The National Football League has attracted a considerable amount of attention over the past week-plus for actions that transcend the professional gridirons of its players.
Before a game in Kansas City on Sunday, December 2, a Kansas City Chiefs player murdered his girlfriend and then committed suicide with a gun at the stadium in front of his coach and general manager. And last Saturday, in a Dallas suburb, a Dallas Cowboys player crashed his car, killing a teammate. The driver was charged with intoxication manslaughter.
In televised comments following the domestic violence issue, commentator Bob Costas was both praised and excoriated for his statements criticizing the laxity of American gun laws and the ready availability of guns that are used in crimes.
A rival network, CBS, drew harsh criticism the same day for not leading its sports programming with candid acknowledgment and some discussion of the murder-suicide.
A leading personality for CBS sports, anchorman James Brown, went far toward dampening such criticism this past Sunday when he issued a personal on-air opinion regarding domestic abuse and alcohol abuse and the need for men to “become more meaningfully engaged in helping to change” such behaviors.
Brown says that the recent tragic NFL-related incidents “have cast a harsh spotlight on a pair of major societal issues.” He states that the events serve as “a call to us men” to speak up forthrightly about such matters and seek to make a difference in reducing violence related to domestic disturbances and alcohol use.

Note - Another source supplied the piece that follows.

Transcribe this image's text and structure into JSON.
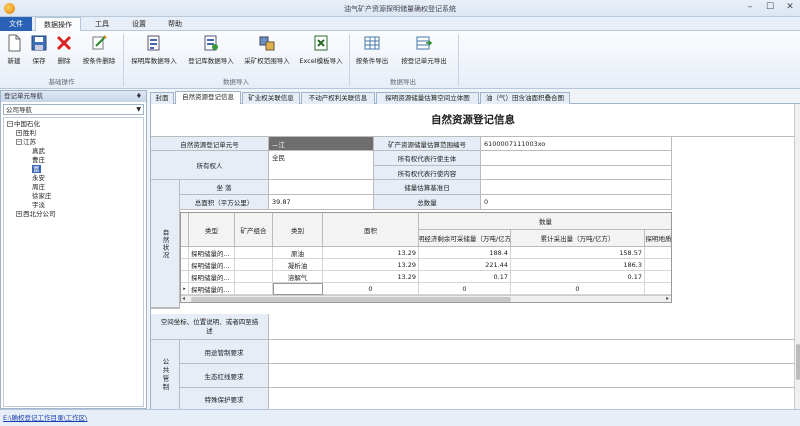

“The silence is deadly,” he says, in noting that three women on average are killed by their husbands or boyfriends each day in the United States
Source: Milwaukee Journal-Sentinel, “CBS’ Brown calls on men to take ownership of domestic violence issue,” Bob Wolfley, Dec. 9, 2012